But Ackley’s expertise with recording enabled him to put the finishing touches on the mixing and send the CD, his second, out to be mastered. Hard Tellin’ is due out later this year.
Ackley and his musical and life partner Alison Rowe, whose doctoral in musical arts final recital in cello performance was postponed until next semester, form the cornerstone of the project and the performing group The Deep Roots Ensemble, which merges classical chamber music instrumentation and techniques with American folk music.
Ackley and Rowe founded the group in 2015, and have since performed extensively in the New York area, the Midwest and Pacific Northwest. They also have given lecture recitals and taught workshops and masterclasses. The core group is composed of six to eight professional musicians with their own busy performance schedules; however, Hard Tellin’ featured 18 instrumentalists and was recorded live at the University’s Staller Center for the Arts.
The phrase “hard tellin’” is one that Ackley heard his rodeo cowboy brother use often, so Ackley thought it would nicely reflect his rural heritage. He lived in Washington State and Montana before moving to Long Island to attend Stony Brook.

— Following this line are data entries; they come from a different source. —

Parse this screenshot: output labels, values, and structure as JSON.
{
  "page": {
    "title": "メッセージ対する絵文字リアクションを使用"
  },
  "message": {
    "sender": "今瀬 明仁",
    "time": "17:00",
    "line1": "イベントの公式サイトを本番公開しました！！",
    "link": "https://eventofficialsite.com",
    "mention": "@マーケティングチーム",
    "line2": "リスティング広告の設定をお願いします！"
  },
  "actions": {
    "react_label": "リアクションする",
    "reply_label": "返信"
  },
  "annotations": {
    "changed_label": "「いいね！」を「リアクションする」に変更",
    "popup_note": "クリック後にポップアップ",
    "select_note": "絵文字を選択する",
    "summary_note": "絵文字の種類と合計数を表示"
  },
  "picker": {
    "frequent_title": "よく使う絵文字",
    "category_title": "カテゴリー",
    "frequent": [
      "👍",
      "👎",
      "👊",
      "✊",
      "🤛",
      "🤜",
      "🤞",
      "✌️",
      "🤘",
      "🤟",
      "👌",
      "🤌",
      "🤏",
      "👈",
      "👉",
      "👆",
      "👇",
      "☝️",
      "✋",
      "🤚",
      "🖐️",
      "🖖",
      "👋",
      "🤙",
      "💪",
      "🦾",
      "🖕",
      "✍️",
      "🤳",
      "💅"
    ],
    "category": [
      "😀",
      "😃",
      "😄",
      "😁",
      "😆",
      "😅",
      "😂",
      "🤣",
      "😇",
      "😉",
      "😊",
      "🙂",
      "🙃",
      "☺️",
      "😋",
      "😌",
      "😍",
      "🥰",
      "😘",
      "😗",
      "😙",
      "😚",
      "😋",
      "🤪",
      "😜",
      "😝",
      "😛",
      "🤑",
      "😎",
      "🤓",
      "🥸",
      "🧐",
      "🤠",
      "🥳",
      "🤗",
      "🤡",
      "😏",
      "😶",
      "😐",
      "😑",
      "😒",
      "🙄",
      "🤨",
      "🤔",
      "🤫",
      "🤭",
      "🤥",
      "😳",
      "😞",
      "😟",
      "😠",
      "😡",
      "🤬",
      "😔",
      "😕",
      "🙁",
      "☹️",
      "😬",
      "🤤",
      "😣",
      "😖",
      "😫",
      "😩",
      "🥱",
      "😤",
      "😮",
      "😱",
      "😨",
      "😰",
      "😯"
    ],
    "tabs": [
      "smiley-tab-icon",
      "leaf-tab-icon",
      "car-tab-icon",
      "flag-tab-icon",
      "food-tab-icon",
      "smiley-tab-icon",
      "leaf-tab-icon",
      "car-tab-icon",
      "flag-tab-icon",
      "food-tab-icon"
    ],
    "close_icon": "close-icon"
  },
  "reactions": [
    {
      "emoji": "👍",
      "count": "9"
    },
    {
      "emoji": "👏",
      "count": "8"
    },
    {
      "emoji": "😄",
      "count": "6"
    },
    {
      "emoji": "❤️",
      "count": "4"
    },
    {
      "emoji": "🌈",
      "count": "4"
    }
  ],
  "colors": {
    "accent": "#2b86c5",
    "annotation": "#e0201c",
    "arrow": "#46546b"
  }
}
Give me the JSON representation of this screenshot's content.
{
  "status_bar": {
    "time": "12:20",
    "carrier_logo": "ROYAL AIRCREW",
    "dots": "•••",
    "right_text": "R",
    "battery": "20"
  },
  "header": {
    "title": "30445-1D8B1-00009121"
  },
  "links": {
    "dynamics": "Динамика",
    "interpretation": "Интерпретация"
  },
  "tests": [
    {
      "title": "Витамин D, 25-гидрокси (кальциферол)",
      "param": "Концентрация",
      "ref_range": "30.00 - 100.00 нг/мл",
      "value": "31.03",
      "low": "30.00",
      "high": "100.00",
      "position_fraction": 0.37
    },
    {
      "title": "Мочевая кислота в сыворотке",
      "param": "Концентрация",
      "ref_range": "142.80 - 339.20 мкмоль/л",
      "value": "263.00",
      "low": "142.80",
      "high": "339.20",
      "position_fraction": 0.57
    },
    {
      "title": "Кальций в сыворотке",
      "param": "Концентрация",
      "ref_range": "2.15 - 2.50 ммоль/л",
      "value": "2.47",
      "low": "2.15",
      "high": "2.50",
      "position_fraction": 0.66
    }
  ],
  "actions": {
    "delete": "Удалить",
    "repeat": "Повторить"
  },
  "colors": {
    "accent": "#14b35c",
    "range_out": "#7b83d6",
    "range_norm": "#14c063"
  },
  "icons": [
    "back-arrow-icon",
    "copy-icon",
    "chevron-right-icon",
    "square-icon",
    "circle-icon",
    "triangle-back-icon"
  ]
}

“My family is from the rural South originally but I was born in Montana. I am definitely a country boy, and I’m the first person in my family to get a university education,” Ackley said. He joked that although he you can still hear the twang of his Southern accent when he sings he doesn’t have a discernible accent in his speaking voice any more.
The group’s debut album, Songs from the Bitterroot, was released in 2018 through Long Island-based 4Tay Inc.
Ackley said he and Rowe met while taking a master’s class in 2014 at Stony Brook. “We became friends and then started dating. We both have big, strong voices and were taking ear-training classes with [department chair] Perry Goldstein. He paired us up to sing together.”
On May 11, Ackley and Rowe performed a cello and mandolin version of the Jewish traditional song “Shalom Aleichem” they had arranged to honor Rowe’s cousin, who died due to complications from the COVID-19 virus.
That wasn’t the only pandemic setback the couple has endured. Ackley and Rowe had planned to tie the knot this June in Glacier National Park, where Ackley’s grandfather had helped build the fabled Going-to-the-Sun Road. The wedding celebration has been postponed until next year, if circumstances allow.
Ackley, a multi-instrumentalist, said he is most accomplished on mandolin, banjo and guitar, but admits that his voice is his best instrument. He grew up in a family where almost everyone played music and would pick up any number of instruments lying around during a jam session. He said he feels blessed to be playing with Long Island bluegrass legend Buddy Merriam, who has become a mentor and close personal friend and is featured on Hard Tellin’.
Rowe’s parents also had musical talent. Her mother was a cantor in her synagogue, won a Grammy, and her father is a full-time tenured professor of classical voice at the University of Wisconsin.
So where does a vastly talented couple like Ackley and Rowe put down their bluegrass roots once they both earn their PhDs?
Ackley is not all that concerned.
“Both Alison and I are hoping to get faculty positions in music,” he said. “We aspire to keep performing and we are increasingly working as a duo.”
The couple also are both teachers in the Young Artist programs at Stony Brook.
“I would be thrilled to teach music composition. I had a lot of grad students study with me at Stony Brook,” said Ackley, who has a master’s degree in composition and is finishing a second one in ethnomusicology. “I hope my future would also include songwriting and American folk music.”
“Alison is a really incredible classical cellist. She could play in string quartets and symphonies and will be sought after wherever we go. It’s a tougher sell for a folk music writer,” he said.
Bottom line: “You just have to stay flexible.”
— Glenn Jochum